A glacier is a large persistent body of ice that forms where the accumulation of snow exceeds its ablation (melting and sublimation) over many years, often centuries. Glaciers slowly deform and flow due to stresses induced by its weight. Crevasses, seracs, and other distinguishing features of a glacier are due to its flow. Another consequence of glacier flow is the transport of rock and debris abraded from its substrate and resultant landforms like cirques and moraines. Glaciers form on land, often elevated, and are distinct from the much thinner sea ice and lake ice that form on the surface of bodies of water.

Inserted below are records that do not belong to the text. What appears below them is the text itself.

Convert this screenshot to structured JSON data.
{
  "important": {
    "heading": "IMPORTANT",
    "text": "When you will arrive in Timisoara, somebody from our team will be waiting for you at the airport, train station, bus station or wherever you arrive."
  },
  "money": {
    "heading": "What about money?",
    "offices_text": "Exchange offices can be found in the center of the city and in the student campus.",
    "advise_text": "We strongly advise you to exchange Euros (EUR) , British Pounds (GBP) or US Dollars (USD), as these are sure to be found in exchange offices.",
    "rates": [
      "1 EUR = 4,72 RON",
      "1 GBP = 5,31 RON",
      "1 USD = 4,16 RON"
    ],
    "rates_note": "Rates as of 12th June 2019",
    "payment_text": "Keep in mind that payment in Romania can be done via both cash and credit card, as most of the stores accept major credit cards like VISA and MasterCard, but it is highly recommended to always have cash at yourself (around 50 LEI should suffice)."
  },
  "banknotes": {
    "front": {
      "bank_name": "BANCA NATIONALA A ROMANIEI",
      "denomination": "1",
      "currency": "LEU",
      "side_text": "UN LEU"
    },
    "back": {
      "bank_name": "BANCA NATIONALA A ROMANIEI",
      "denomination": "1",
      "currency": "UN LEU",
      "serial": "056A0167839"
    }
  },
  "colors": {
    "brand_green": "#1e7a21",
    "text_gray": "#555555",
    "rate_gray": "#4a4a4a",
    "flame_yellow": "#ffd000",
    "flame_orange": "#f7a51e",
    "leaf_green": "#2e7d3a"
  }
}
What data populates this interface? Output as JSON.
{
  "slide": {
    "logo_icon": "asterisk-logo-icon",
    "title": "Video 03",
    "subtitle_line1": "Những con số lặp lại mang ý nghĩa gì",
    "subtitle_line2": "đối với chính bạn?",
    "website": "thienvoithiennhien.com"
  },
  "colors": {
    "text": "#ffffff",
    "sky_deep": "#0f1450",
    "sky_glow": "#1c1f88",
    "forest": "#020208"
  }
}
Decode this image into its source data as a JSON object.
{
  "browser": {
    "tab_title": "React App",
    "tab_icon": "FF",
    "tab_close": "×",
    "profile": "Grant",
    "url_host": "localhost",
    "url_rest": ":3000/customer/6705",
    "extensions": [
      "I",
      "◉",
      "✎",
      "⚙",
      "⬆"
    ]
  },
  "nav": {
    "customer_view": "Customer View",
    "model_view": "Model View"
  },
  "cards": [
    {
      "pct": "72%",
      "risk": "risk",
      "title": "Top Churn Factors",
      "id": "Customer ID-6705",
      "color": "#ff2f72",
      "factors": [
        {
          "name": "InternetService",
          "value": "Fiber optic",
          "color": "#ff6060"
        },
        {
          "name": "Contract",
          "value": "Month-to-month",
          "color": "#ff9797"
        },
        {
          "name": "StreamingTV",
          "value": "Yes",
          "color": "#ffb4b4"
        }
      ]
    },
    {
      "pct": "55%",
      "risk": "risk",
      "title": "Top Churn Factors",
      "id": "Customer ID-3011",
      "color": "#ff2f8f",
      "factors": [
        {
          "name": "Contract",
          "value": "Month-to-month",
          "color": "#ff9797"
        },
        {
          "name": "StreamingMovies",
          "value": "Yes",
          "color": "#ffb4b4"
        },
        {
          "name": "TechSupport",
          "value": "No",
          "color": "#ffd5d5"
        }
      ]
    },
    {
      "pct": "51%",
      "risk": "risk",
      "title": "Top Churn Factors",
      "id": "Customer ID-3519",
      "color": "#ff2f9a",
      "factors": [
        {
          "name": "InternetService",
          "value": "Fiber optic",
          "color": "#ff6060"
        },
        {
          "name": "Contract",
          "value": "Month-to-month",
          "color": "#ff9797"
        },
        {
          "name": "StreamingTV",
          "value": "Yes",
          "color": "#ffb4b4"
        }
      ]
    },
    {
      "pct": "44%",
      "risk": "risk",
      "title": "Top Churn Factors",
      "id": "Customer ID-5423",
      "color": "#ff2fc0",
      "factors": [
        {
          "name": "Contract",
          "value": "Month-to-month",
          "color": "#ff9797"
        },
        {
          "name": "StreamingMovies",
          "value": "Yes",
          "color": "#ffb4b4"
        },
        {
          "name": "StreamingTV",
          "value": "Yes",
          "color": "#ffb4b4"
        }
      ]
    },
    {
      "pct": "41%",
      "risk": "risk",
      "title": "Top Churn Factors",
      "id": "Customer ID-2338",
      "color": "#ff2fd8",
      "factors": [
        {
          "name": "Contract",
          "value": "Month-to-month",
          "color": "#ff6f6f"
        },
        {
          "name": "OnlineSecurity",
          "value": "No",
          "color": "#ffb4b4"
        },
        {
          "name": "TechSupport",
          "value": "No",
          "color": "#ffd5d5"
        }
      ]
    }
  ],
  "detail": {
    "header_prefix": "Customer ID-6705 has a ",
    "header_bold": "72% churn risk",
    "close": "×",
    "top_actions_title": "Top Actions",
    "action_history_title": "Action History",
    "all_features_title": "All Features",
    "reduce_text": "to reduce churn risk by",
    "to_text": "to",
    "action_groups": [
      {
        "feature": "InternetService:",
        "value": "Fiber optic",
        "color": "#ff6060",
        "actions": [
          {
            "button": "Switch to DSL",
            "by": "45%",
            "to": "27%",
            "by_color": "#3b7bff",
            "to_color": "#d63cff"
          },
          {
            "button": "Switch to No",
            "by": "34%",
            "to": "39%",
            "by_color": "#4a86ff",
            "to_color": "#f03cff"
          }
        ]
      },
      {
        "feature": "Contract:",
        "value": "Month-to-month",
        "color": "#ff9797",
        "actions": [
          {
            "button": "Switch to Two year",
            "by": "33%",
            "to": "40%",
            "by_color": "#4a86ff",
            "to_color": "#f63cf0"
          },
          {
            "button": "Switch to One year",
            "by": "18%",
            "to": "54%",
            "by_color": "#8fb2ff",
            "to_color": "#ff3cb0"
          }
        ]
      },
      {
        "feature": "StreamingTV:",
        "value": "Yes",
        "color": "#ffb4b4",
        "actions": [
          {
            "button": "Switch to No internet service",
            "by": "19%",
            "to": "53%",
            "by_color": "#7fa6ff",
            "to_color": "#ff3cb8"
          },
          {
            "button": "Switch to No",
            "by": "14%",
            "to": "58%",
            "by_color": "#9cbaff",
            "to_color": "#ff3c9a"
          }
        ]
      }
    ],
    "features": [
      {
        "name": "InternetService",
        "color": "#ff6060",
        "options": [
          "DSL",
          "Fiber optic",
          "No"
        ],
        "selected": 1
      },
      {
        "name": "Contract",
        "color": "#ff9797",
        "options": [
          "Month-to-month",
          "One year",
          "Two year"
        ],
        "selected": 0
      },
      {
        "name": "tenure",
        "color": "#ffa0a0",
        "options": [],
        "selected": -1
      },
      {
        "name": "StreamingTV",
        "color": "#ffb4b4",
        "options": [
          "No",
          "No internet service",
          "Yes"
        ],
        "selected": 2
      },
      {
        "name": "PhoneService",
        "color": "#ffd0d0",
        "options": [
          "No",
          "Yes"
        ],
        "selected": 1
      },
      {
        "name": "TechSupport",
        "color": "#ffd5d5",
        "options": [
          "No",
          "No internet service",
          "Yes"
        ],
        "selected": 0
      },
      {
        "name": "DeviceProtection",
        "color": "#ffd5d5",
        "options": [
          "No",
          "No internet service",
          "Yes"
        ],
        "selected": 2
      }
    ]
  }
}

Jostedalsbreen Glacier (StreetView)
Jostedalsbreen Glacier

At the Tuna Glacier (StreetView)
At the Tuna Glacier
Glacier (StreetView)

Mendenhall Glacier (StreetView)
Mendenhall Glacier

Elephant Foot Glacier (Google Maps)
Elephant Foot Glacier

Satopanth Glacier (Google Maps)
Satopanth Glacier
Mount Fiske Glacier (Google Maps)
Mount Fiske Glacier

'Blood Falls' on Taylor Glacier (aka the Bleeding Glacier) (Google Maps)
'Blood Falls' on Taylor Glacier (aka the Bleeding Glacier)
Margerie Glacier (Google Maps)
Margerie Glacier

Mt Kilimanjaro - Rebmann Glacier (Google Maps)
Mt Kilimanjaro - Rebmann Glacier